On October 25 and 26, the Arts Research Center at UC Berkeley and the California College of the Arts are partnering once again to host a live-streaming of the Creative Time Summit, an annual conference in New York that brings together cultural producers–including artists, critics, writers, and curators–to discuss how their work engages pressing issues affecting our world. To jump-start the conversation in advance of the event, attendees have been asked to submit a paragraph that touches upon the topics relevant to the summit’s theme: Art, Place & Dislocation in the 21st Century City. This posting is by Jesse Rodenbiker, PhD student in Geography at UC Berkeley.
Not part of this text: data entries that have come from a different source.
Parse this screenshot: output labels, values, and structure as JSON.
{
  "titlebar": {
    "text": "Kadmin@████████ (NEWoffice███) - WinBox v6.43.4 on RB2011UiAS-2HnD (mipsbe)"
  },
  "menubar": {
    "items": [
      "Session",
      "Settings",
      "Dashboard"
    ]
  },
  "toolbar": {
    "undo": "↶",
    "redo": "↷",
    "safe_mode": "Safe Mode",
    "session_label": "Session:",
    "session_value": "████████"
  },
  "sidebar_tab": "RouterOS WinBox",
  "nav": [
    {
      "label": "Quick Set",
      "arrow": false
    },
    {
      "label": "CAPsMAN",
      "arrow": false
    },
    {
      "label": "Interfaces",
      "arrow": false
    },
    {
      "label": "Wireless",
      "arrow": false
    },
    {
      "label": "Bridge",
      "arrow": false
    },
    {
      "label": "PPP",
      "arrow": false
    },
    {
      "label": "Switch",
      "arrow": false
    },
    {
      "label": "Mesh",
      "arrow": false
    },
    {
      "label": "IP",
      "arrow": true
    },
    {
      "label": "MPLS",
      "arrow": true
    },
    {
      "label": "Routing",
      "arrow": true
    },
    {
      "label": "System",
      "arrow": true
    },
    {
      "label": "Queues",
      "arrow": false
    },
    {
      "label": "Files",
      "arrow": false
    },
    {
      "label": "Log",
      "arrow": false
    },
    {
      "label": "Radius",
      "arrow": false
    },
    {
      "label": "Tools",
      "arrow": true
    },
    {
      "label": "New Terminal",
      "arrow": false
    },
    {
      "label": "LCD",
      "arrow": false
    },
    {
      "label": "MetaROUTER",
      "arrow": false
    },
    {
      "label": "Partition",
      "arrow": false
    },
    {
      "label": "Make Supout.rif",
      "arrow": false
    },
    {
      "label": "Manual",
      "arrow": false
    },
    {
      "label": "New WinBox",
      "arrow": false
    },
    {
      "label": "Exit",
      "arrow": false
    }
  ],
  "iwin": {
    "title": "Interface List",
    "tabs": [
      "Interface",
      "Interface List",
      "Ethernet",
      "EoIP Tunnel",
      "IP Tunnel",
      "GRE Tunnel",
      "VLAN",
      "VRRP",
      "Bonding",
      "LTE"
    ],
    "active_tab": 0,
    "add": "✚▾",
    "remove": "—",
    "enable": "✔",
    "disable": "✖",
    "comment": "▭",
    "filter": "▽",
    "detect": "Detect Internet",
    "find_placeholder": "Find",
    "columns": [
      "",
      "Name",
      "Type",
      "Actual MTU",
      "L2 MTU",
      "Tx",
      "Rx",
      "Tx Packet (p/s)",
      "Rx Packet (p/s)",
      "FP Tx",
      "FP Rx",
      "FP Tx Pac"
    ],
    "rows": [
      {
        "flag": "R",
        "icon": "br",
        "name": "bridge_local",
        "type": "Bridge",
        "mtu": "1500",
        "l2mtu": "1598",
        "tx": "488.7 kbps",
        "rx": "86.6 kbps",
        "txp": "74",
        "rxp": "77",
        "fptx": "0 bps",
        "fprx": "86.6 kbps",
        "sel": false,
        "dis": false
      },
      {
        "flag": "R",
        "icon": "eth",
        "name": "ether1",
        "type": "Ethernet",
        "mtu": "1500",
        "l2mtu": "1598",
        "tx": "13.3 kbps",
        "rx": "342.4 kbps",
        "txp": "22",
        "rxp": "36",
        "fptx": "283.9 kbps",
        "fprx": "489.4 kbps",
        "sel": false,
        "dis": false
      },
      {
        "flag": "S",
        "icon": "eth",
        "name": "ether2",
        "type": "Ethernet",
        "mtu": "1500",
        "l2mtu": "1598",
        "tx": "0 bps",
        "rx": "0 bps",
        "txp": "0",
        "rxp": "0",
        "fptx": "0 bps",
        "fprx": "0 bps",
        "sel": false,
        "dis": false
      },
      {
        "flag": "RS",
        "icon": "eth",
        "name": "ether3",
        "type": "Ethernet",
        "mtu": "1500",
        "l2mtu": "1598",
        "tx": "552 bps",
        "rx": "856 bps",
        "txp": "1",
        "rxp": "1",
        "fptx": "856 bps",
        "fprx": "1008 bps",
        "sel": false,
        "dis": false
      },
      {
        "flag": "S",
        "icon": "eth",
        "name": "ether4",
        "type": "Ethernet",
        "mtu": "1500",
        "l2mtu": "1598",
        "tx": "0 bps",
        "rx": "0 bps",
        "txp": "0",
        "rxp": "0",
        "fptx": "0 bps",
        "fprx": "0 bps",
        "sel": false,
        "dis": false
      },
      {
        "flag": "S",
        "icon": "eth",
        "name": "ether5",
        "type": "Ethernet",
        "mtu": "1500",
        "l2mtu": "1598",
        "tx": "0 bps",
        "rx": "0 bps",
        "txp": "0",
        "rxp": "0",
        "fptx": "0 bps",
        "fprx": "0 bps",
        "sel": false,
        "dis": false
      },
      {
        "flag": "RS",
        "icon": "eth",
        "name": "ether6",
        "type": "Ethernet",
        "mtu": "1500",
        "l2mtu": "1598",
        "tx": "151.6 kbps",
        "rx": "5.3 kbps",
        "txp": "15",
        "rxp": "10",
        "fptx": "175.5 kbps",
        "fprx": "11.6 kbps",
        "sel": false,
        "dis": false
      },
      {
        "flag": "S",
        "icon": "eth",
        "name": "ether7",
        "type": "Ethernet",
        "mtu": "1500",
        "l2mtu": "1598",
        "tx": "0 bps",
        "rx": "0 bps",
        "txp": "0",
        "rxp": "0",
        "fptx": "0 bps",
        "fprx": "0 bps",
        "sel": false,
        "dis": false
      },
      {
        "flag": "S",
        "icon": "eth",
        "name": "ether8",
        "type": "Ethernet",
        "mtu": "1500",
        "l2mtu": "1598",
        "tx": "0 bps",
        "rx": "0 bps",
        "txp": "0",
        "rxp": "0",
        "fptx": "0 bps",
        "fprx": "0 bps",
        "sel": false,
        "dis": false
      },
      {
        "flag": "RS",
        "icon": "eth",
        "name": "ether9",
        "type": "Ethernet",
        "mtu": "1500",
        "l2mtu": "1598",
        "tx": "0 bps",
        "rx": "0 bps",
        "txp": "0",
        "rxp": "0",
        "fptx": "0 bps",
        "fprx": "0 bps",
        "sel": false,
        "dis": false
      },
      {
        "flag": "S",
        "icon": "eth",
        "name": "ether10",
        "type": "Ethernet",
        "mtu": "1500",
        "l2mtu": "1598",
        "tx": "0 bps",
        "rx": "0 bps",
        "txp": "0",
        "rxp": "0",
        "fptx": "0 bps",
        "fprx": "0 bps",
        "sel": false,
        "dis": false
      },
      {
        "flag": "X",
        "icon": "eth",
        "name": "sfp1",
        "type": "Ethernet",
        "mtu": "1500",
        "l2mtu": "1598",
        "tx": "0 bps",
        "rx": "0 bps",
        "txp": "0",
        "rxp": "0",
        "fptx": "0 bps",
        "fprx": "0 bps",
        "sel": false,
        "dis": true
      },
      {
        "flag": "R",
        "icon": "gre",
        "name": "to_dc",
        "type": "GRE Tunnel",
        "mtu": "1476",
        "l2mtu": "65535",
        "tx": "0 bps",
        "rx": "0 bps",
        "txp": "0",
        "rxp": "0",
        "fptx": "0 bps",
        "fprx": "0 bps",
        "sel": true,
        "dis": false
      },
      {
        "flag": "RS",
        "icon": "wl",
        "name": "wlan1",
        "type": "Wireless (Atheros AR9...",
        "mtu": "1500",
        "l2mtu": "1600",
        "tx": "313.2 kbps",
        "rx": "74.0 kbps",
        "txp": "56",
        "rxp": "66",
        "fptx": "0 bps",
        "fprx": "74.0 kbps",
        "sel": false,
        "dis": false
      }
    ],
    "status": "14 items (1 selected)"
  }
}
Two Eiffel Towers stand in nearly identical proportions in vastly different locales. Their embodied histories and the meanings they signify are highly divergent. So are the symbolic and material relations to those who live in their vicinity. What does the Tianducheng’s Eiffel Tower replica connote? How is it approached on-the-ground by those who live daily in the shadow as well as those displaced residents moved for its construction? What statements of capitalism, art, intra-colonial state formations or the neo-colonial present does it convey? Does it constitute a form of urban forgery or urban mimesis in creation of a make-believe spaces that serves to attract capital from the competitive sphere of inter-urban regional place making in China? The recent proliferation of mockumental architecture raises many questions about art and urban praxis. From Europe-themed towns, ‘traditional’ Chinese new-towns, and supra-technical eco-cities quickly dotting the Chinese landscape these post-modern creations of idealized spaces offer many questions that intersect art and urban (dis)location.
This corpus includes MAD architect’s design for China’s natural-themed shan-shui city combines an essentialized Chinese cultural aesthetic, which incorporates classical landscape gardening features with contemporary techno-centric sustainable architecture. The building project now slated for construction in Guiyang grew out of an art exhibit in Shanghai that aimed at thematically bridging human-nature relationships. Through literature surrounding this conceptual bridge, modeled art exhibition, as well as dialogical reformulation of a culturally resonant signifier (shan-shui 山水) the discursive discourse generated was integral to the processes of producing the possibilities that allow for new places to come into being, both in material and imaginary forms. Reified through urban forms of the future and building on historical antecedents, the contemporary Chinese imaginary is reformulated through both the art installation, digital artifacts, and emerging urban forms.
Yet, the radical on-the-ground transformations, often times mask dispossession and accumulation within soothing development narratives that suggest continuity with the past vis-à-vis the reality of rapid change. These contradictions require a deep reckoning. Articulations of urban developments and urban forms that creatively embellish and remake the past create meaningful forms of representation, which are significant in constructing the present. Creative re-imaging leads to creative imagining. This summit could seek to engage and begin to unfold the interpolations of place-making, art, and social justice with forms of cultural hegemony and contestation expressed through venues of art exhibition, urban forms and urban political processes of becoming in hope that strongly informed approaches for generating possibilities for strengthening understanding of art, social justice, and the urban may emerge.